Note that here we are talking about the ice extent in the middle of September when it is its lowest.  Following a zero ice extent on September, with small ups and downs, the ice free period will increase year by year.

If you want to see what ice volume has been doing click here

One further point.  In a previous blog, I described how Coriolis tends to concentrate surface water and ice into the centre of high pressure (sunny weather) systems while low pressure systems (cloudy weather)  spread things out that are floating on the surface.  2013 has had predominately low pressure systems and the ice extent could, to some extent be an artifice.  NSIDC measures ice coverage above 15% as complete ice coverage so spread out ice would appear as more ice even if it is not.  But let's say, for the sake of the argument that the 60% increase in ice extent is real.

The check on this should be the results from ESA (European Space Agency) satellite, Cryosat2.  By measuring free board (the height of the ice above the water), it can calculate the volume of ice in the Arctic.  As has often been mentioned, ice volume is a better measure of the true amount of ice floating on the Arctic ocean than ice extent.  It may be that I just can't find the data but if not, I would urge the ESA to release the information.  Then we could see if the ice really has increased 60% from Sept 2012 to Sept 2013.

ps.  Gaia has many mechanisms to try to keep the temperature constant on the earth (sorry about the anthropomorphism) We apparently are seeing one of them here.  With warmer Arctic water, air rises and gives rise to clouds which shade the Arctic ocean and reduce ice melt.  I wish Gaia luck in the attempt.  We are pushing her pretty hard.

This is one of the best graphs I have seen.  It shows that this year is only just a line width above the 2010 to the present average.  Not much of a recovery.  Sorry about the size. Click on the image to see a decent sized version.

You will notice that the space between successive decade averages gets wider and wider.  In other words, ice melt is not increasing linearly but is accelerating.
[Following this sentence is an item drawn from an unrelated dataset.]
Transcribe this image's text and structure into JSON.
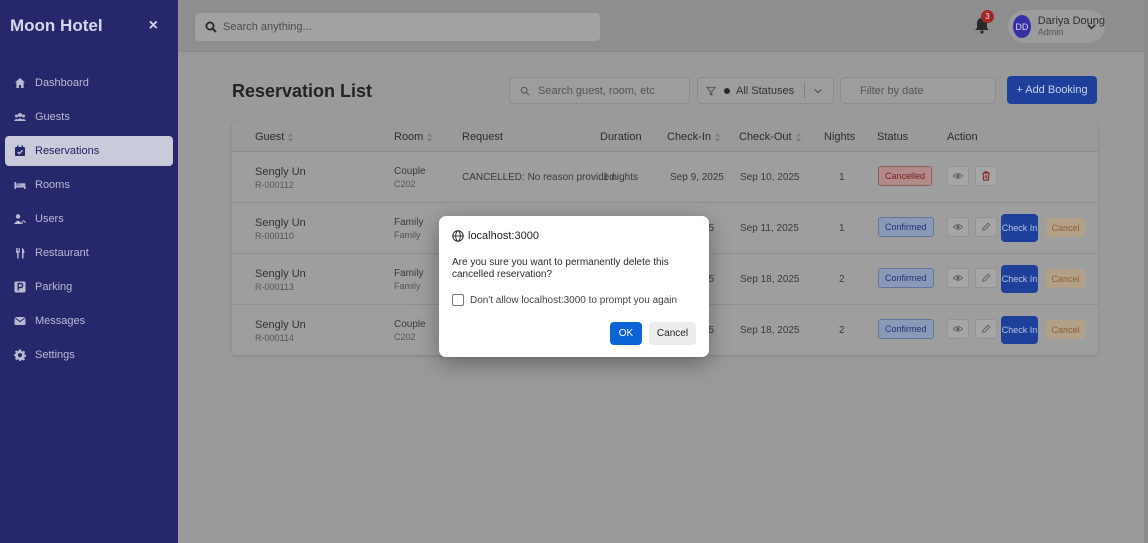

Just an amusing thought to finish with.  There will come a year when the ice extent is zero.  The year after that, there is likely to be a recovery.  Look at the graph.  It is a ever decreasing saw tooth pattern.  On the year after the zero ice extent, no matter what the level of the recovery, the climate change deniers will be able to claim an infinite increase in ice extent.